A recent study by property valuation firm Geoaxis, a luxury holiday home on Santorini with a caldera view, for example, can go today for a price of 10,800 euros per square meter on average, while a regular house or apartment in a less popular part of the island will cost on average just 1,800 euros/sq.m.
A similar disparity is observed on Myconos, where the average price of a luxury villa comes to 12,500 euros/sq.m., compared to 2,160 euros/sq.m. for a conventional property. In fact, the study found a top selling price of 25,270 euros/sq.m. on Myconos and 20,400 euros/sq.m. on Santorini.
On the island of Paros – also a popular destination, although it does not boast the same glamorous reputation as the aforementioned – a luxurious holiday home goes for an average of 7,500 euros/sq.m. against 1,800 euros/sq.m. for a simpler residence.
“We estimate that the luxury residence market represents around 10-15 percent of the total pie for holiday homes and is of interest mainly to buyers from outside Greece who are looking for special properties and are ready to pay the extra compared to a regular house,” says Geoaxis head Yiannis Xylas.
It is also worth noting that luxury properties have experienced a smaller drop in value compared with other holiday homes over the course of the crisis.
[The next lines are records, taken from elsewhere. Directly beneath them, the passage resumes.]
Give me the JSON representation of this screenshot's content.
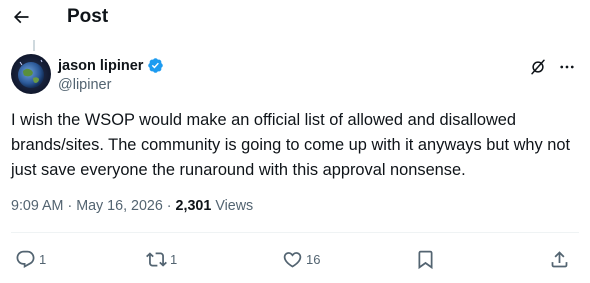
{
  "header": {
    "title": "Post",
    "back_icon": "arrow-left-icon"
  },
  "author": {
    "display_name": "jason lipiner",
    "handle": "@lipiner",
    "verified": true,
    "verified_color": "#1d9bf0"
  },
  "post": {
    "text": "I wish the WSOP would make an official list of allowed and disallowed brands/sites. The community is going to come up with it anyways but why not just save everyone the runaround with this approval nonsense.",
    "time": "9:09 AM",
    "separator1": " · ",
    "date": "May 16, 2026",
    "separator2": " · ",
    "views_count": "2,301",
    "views_label": "Views"
  },
  "actions": {
    "replies": "1",
    "reposts": "1",
    "likes": "16"
  },
  "icons": [
    "arrow-left-icon",
    "verified-badge-icon",
    "grok-icon",
    "more-icon",
    "reply-icon",
    "repost-icon",
    "like-icon",
    "bookmark-icon",
    "share-icon"
  ],
  "colors": {
    "text": "#0f1419",
    "secondary": "#536471",
    "accent": "#1d9bf0"
  }
}
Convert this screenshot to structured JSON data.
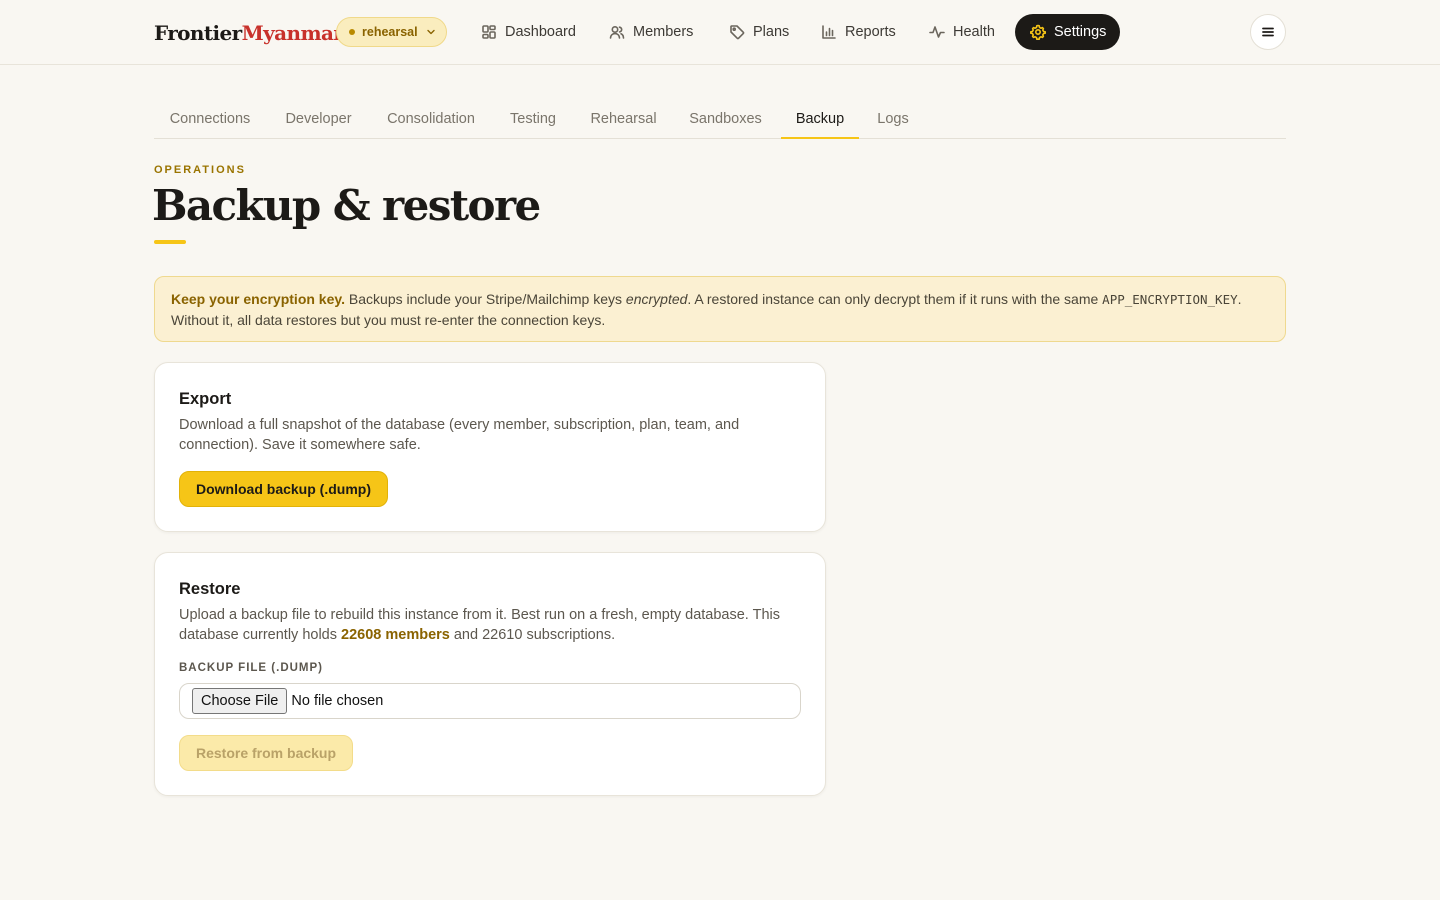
{
  "brand": {
    "part1": "Frontier",
    "part2": "Myanmar"
  },
  "environment": {
    "label": "rehearsal"
  },
  "nav": {
    "items": [
      {
        "label": "Dashboard",
        "icon": "grid-icon"
      },
      {
        "label": "Members",
        "icon": "users-icon"
      },
      {
        "label": "Plans",
        "icon": "tag-icon"
      },
      {
        "label": "Reports",
        "icon": "bar-chart-icon"
      },
      {
        "label": "Health",
        "icon": "activity-icon"
      },
      {
        "label": "Settings",
        "icon": "gear-icon",
        "active": true
      }
    ]
  },
  "subtabs": [
    {
      "label": "Connections"
    },
    {
      "label": "Developer"
    },
    {
      "label": "Consolidation"
    },
    {
      "label": "Testing"
    },
    {
      "label": "Rehearsal"
    },
    {
      "label": "Sandboxes"
    },
    {
      "label": "Backup",
      "active": true
    },
    {
      "label": "Logs"
    }
  ],
  "header": {
    "eyebrow": "OPERATIONS",
    "title": "Backup & restore"
  },
  "notice": {
    "strong": "Keep your encryption key.",
    "text1": " Backups include your Stripe/Mailchimp keys ",
    "em": "encrypted",
    "text2": ". A restored instance can only decrypt them if it runs with the same ",
    "code": "APP_ENCRYPTION_KEY",
    "text3": ". Without it, all data restores but you must re-enter the connection keys."
  },
  "export": {
    "title": "Export",
    "description": "Download a full snapshot of the database (every member, subscription, plan, team, and connection). Save it somewhere safe.",
    "button": "Download backup (.dump)"
  },
  "restore": {
    "title": "Restore",
    "text1": "Upload a backup file to rebuild this instance from it. Best run on a fresh, empty database. This database currently holds ",
    "members": "22608 members",
    "text2": " and 22610 subscriptions.",
    "field_label": "BACKUP FILE (.DUMP)",
    "file_button": "Choose File",
    "file_status": "No file chosen",
    "button": "Restore from backup"
  },
  "colors": {
    "accent": "#f6c517",
    "brand_red": "#c8312b",
    "notice_bg": "#fbf0d2",
    "highlight": "#8a6300"
  }
}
Meanwhile, interest from abroad in luxury holiday homes in Greece is on the rise, as potential buyers who were once interested in purchasing a property in Turkey are now becoming more interested in Greece following the recent unrest in the neighboring country.
Meanwhile, the overall holiday home market in the Cyclades islands posted a drop in value of 2.1 percent in the first half of the year compared with the same period in 2015. Geoaxis data indicate this is the 11th consecutive half of sliding prices, with analysts estimating the trend will continue through the rest of 2016. They add that the pace of contraction could be contained if Greece remains politically and economically stable, something that would also be of benefit to the property market in general.